A free lunch with a side of encouragement. States have denominational relations people. Sometimes these help with church jobs, sometimes they just cash their paychecks, look and sound good, and not much else. I called they guy and asked for a meeting when he was in my area. The time and place was set. We met. We talked. We ate. He looked me in the eye and said, with great sincerity, that he and the staff would help me in my journey. I believed him. We prayed. He paid the bill. I didn’t really know the guy, he was younger than I and I didn’t expect much but I left that lunch warmed and encouraged. From that day forward, when I would see him, he would remember me by name. Impressive in a state with a few thousand senior pastors. No new church came through that meeting but I was affirmed in my present church and soon became a better pastor, in that strange way that happens when some stranger gives you a boost.
Some technical help and back office assistance. The church was a mess. Church finances were a mess. There was no CPA in the church and no one who wasn’t involved in one of the several factions who could be trusted to help fix the mess. Most pastors understand the deal here. Giving was weaponized, leveraged to help one group or punish another. Things were being done that divided the staff. Practices were in place that were probably illegal if not merely unethical. A mess.
I called the state convention finance guy. Voice mail. Why do these guys never answer their phones? Maybe because they are so busy with screwed up church finances. I explained some ofthe problem. He said he had a couple of documents, guides that would help. He would get these to me and I could call him for advice. It was the recipe for success in solving the problem. The staffer was genuinely interested in helping an average sized church with their problem. Thanks state convention.
What these three incidents in my life and ministry share in common is this: I asked for help and got it. I recommend asking. You might be surprised by how willing your state is to help you.
The average church size is 125 on Sunday morning. The median is about 70. Most churches have a single clergy staff. While it looks to me like most of what we have designed at the denominational level is for large churches, multiple staff, most of the denominational people we deal with will fall all over themselves to help the single staff church and pastor.

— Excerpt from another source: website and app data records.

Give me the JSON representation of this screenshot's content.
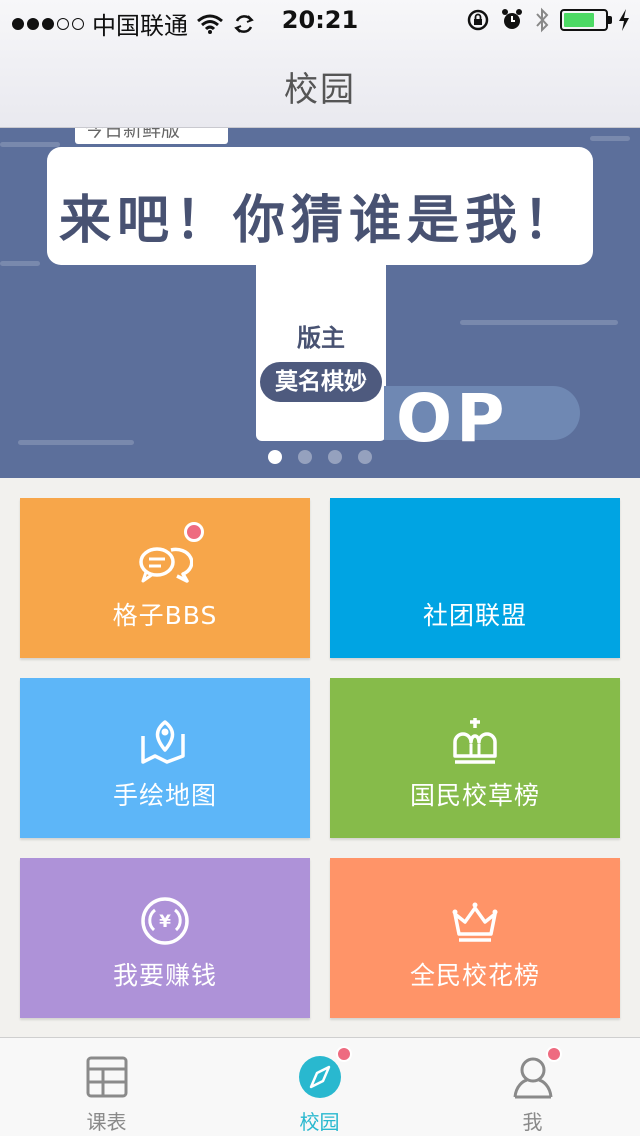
{
  "status_bar": {
    "carrier": "中国联通",
    "time": "20:21",
    "battery_color": "#4cd964"
  },
  "nav": {
    "title": "校园"
  },
  "banner": {
    "top_tag": "今日新鲜版",
    "headline": "来吧！你猜谁是我！",
    "moderator_label": "版主",
    "moderator_name": "莫名棋妙",
    "top_text": "OP",
    "pages": 4,
    "active_page": 1,
    "background_color": "#5c6f9b"
  },
  "tiles": [
    {
      "label": "格子BBS",
      "icon": "chat-bubbles-icon",
      "color": "#f7a64a",
      "has_badge": true
    },
    {
      "label": "社团联盟",
      "icon": "",
      "color": "#00a4e3",
      "has_badge": false
    },
    {
      "label": "手绘地图",
      "icon": "map-pin-icon",
      "color": "#5db6f8",
      "has_badge": false
    },
    {
      "label": "国民校草榜",
      "icon": "crown-cross-icon",
      "color": "#86bb4a",
      "has_badge": false
    },
    {
      "label": "我要赚钱",
      "icon": "yen-coin-icon",
      "color": "#ae92d8",
      "has_badge": false
    },
    {
      "label": "全民校花榜",
      "icon": "crown-icon",
      "color": "#ff9468",
      "has_badge": false
    }
  ],
  "tabbar": {
    "items": [
      {
        "label": "课表",
        "icon": "grid-table-icon",
        "active": false,
        "has_badge": false
      },
      {
        "label": "校园",
        "icon": "compass-icon",
        "active": true,
        "has_badge": true
      },
      {
        "label": "我",
        "icon": "person-icon",
        "active": false,
        "has_badge": true
      }
    ],
    "active_color": "#29b8cf"
  }
}
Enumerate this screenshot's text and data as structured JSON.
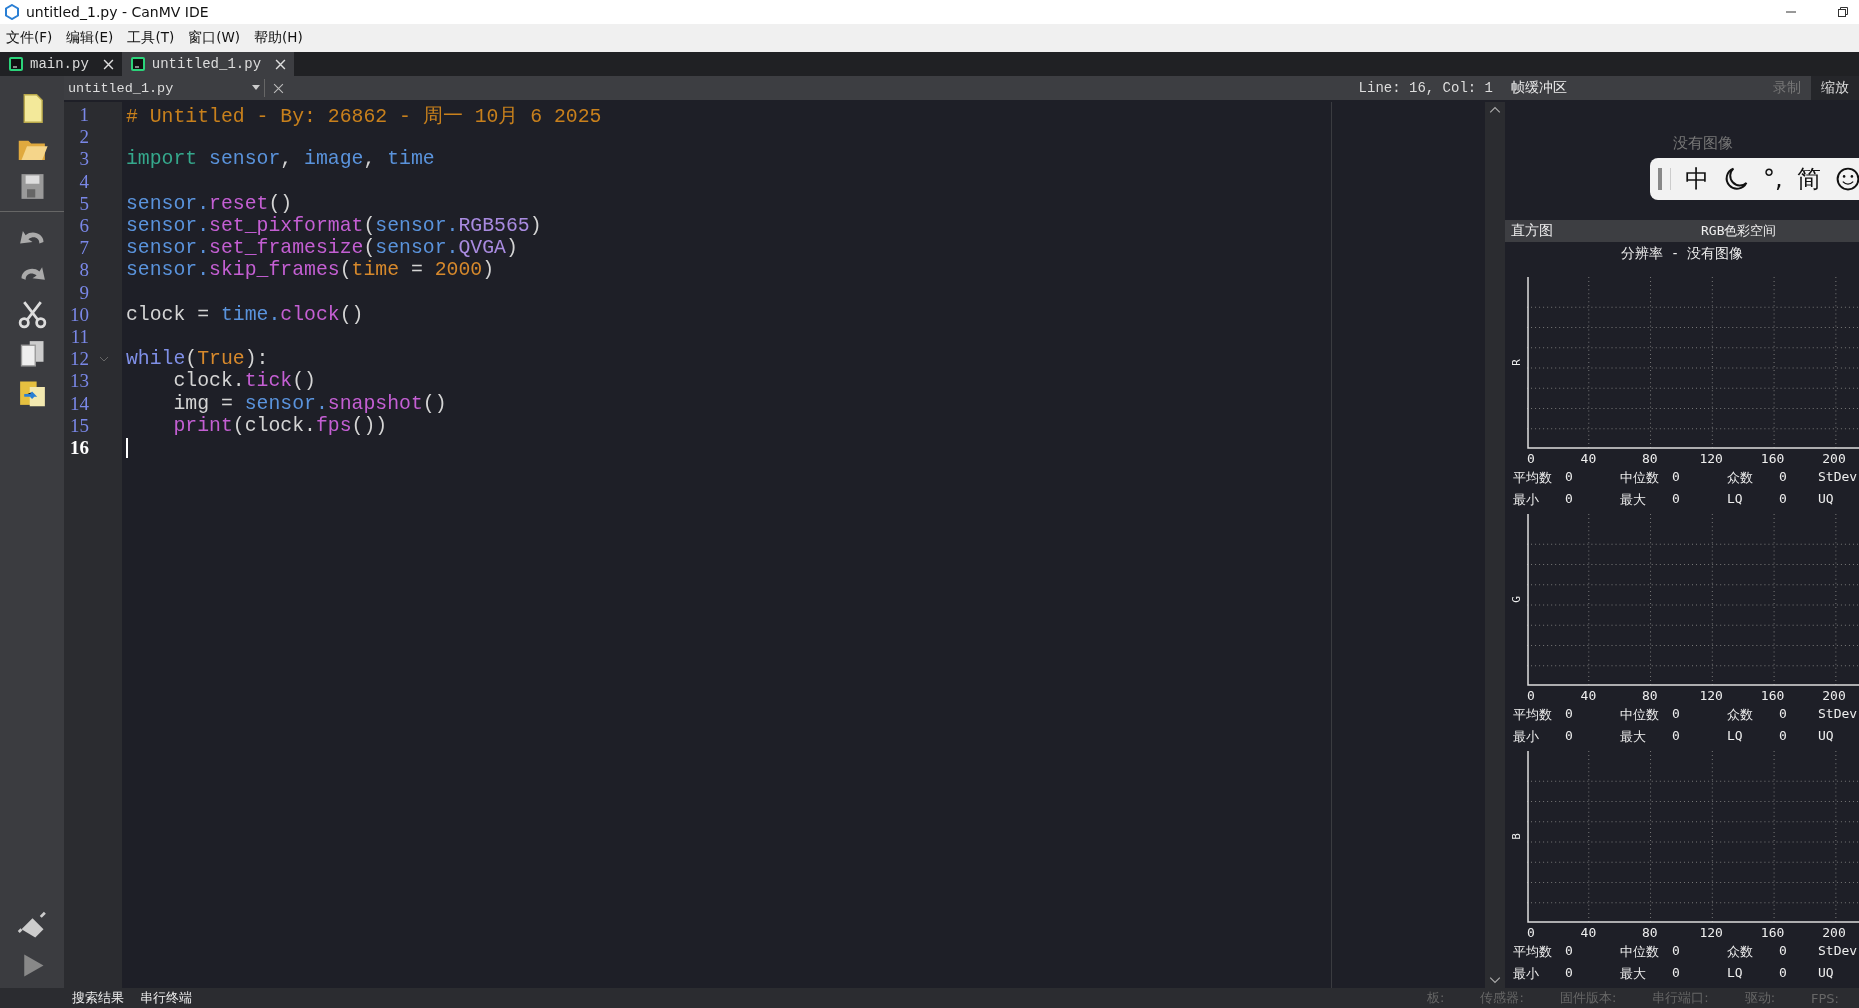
{
  "window": {
    "title": "untitled_1.py - CanMV IDE"
  },
  "menu": [
    "文件(F)",
    "编辑(E)",
    "工具(T)",
    "窗口(W)",
    "帮助(H)"
  ],
  "tabs": [
    {
      "label": "main.py",
      "selected": false
    },
    {
      "label": "untitled_1.py",
      "selected": true
    }
  ],
  "editor": {
    "file": "untitled_1.py",
    "position": "Line: 16, Col: 1",
    "lines": [
      {
        "number": "1",
        "tokens": [
          {
            "kind": "comment",
            "text": "# Untitled - By: 26862 - 周一 10月 6 2025"
          }
        ]
      },
      {
        "number": "2"
      },
      {
        "number": "3",
        "tokens": [
          {
            "kind": "keyword",
            "text": "import"
          },
          {
            "kind": "module",
            "text": " sensor"
          },
          {
            "kind": "plain",
            "text": ", "
          },
          {
            "kind": "module",
            "text": "image"
          },
          {
            "kind": "plain",
            "text": ", "
          },
          {
            "kind": "module",
            "text": "time"
          }
        ]
      },
      {
        "number": "4"
      },
      {
        "number": "5",
        "tokens": [
          {
            "kind": "module",
            "text": "sensor."
          },
          {
            "kind": "function",
            "text": "reset"
          },
          {
            "kind": "plain",
            "text": "()"
          }
        ]
      },
      {
        "number": "6",
        "tokens": [
          {
            "kind": "module",
            "text": "sensor."
          },
          {
            "kind": "function",
            "text": "set_pixformat"
          },
          {
            "kind": "plain",
            "text": "("
          },
          {
            "kind": "module",
            "text": "sensor."
          },
          {
            "kind": "attribute",
            "text": "RGB565"
          },
          {
            "kind": "plain",
            "text": ")"
          }
        ]
      },
      {
        "number": "7",
        "tokens": [
          {
            "kind": "module",
            "text": "sensor."
          },
          {
            "kind": "function",
            "text": "set_framesize"
          },
          {
            "kind": "plain",
            "text": "("
          },
          {
            "kind": "module",
            "text": "sensor."
          },
          {
            "kind": "attribute",
            "text": "QVGA"
          },
          {
            "kind": "plain",
            "text": ")"
          }
        ]
      },
      {
        "number": "8",
        "tokens": [
          {
            "kind": "module",
            "text": "sensor."
          },
          {
            "kind": "function",
            "text": "skip_frames"
          },
          {
            "kind": "plain",
            "text": "("
          },
          {
            "kind": "constant",
            "text": "time"
          },
          {
            "kind": "plain",
            "text": " = "
          },
          {
            "kind": "constant",
            "text": "2000"
          },
          {
            "kind": "plain",
            "text": ")"
          }
        ]
      },
      {
        "number": "9"
      },
      {
        "number": "10",
        "tokens": [
          {
            "kind": "plain",
            "text": "clock = "
          },
          {
            "kind": "module",
            "text": "time."
          },
          {
            "kind": "function",
            "text": "clock"
          },
          {
            "kind": "plain",
            "text": "()"
          }
        ]
      },
      {
        "number": "11"
      },
      {
        "number": "12",
        "foldable": true,
        "tokens": [
          {
            "kind": "control",
            "text": "while"
          },
          {
            "kind": "plain",
            "text": "("
          },
          {
            "kind": "constant",
            "text": "True"
          },
          {
            "kind": "plain",
            "text": "):"
          }
        ]
      },
      {
        "number": "13",
        "tokens": [
          {
            "kind": "plain",
            "text": "    clock."
          },
          {
            "kind": "function",
            "text": "tick"
          },
          {
            "kind": "plain",
            "text": "()"
          }
        ]
      },
      {
        "number": "14",
        "tokens": [
          {
            "kind": "plain",
            "text": "    img = "
          },
          {
            "kind": "module",
            "text": "sensor."
          },
          {
            "kind": "function",
            "text": "snapshot"
          },
          {
            "kind": "plain",
            "text": "()"
          }
        ]
      },
      {
        "number": "15",
        "tokens": [
          {
            "kind": "function",
            "text": "    print"
          },
          {
            "kind": "plain",
            "text": "(clock."
          },
          {
            "kind": "function",
            "text": "fps"
          },
          {
            "kind": "plain",
            "text": "())"
          }
        ]
      },
      {
        "number": "16",
        "current": true
      }
    ]
  },
  "frame_buffer": {
    "title": "帧缓冲区",
    "record": {
      "label": "录制",
      "disabled": true
    },
    "zoom": {
      "label": "缩放",
      "selected": true
    },
    "message": "没有图像"
  },
  "ime_toolbar": {
    "items": [
      "中",
      "°,",
      "简"
    ]
  },
  "histogram": {
    "title": "直方图",
    "color_space": "RGB色彩空间",
    "resolution": "分辨率 - 没有图像",
    "channels": [
      {
        "name": "R",
        "xticks": [
          "0",
          "40",
          "80",
          "120",
          "160",
          "200"
        ],
        "stats": [
          {
            "label": "平均数",
            "value": "0"
          },
          {
            "label": "中位数",
            "value": "0"
          },
          {
            "label": "众数",
            "value": "0"
          },
          {
            "label": "StDev"
          },
          {
            "label": "最小",
            "value": "0"
          },
          {
            "label": "最大",
            "value": "0"
          },
          {
            "label": "LQ",
            "value": "0"
          },
          {
            "label": "UQ"
          }
        ]
      },
      {
        "name": "G",
        "xticks": [
          "0",
          "40",
          "80",
          "120",
          "160",
          "200"
        ],
        "stats": [
          {
            "label": "平均数",
            "value": "0"
          },
          {
            "label": "中位数",
            "value": "0"
          },
          {
            "label": "众数",
            "value": "0"
          },
          {
            "label": "StDev"
          },
          {
            "label": "最小",
            "value": "0"
          },
          {
            "label": "最大",
            "value": "0"
          },
          {
            "label": "LQ",
            "value": "0"
          },
          {
            "label": "UQ"
          }
        ]
      },
      {
        "name": "B",
        "xticks": [
          "0",
          "40",
          "80",
          "120",
          "160",
          "200"
        ],
        "stats": [
          {
            "label": "平均数",
            "value": "0"
          },
          {
            "label": "中位数",
            "value": "0"
          },
          {
            "label": "众数",
            "value": "0"
          },
          {
            "label": "StDev"
          },
          {
            "label": "最小",
            "value": "0"
          },
          {
            "label": "最大",
            "value": "0"
          },
          {
            "label": "LQ",
            "value": "0"
          },
          {
            "label": "UQ"
          }
        ]
      }
    ]
  },
  "bottom_tabs": [
    "搜索结果",
    "串行终端"
  ],
  "status_bar": [
    "板:",
    "传感器:",
    "固件版本:",
    "串行端口:",
    "驱动:",
    "FPS:"
  ]
}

State conventions are having a tough time. One hopes that they arrive at the place where they are indeed helping churches and pastors and not just collecting funds and occupying nice buildings and staff positions.
Perhaps you have similar experiences.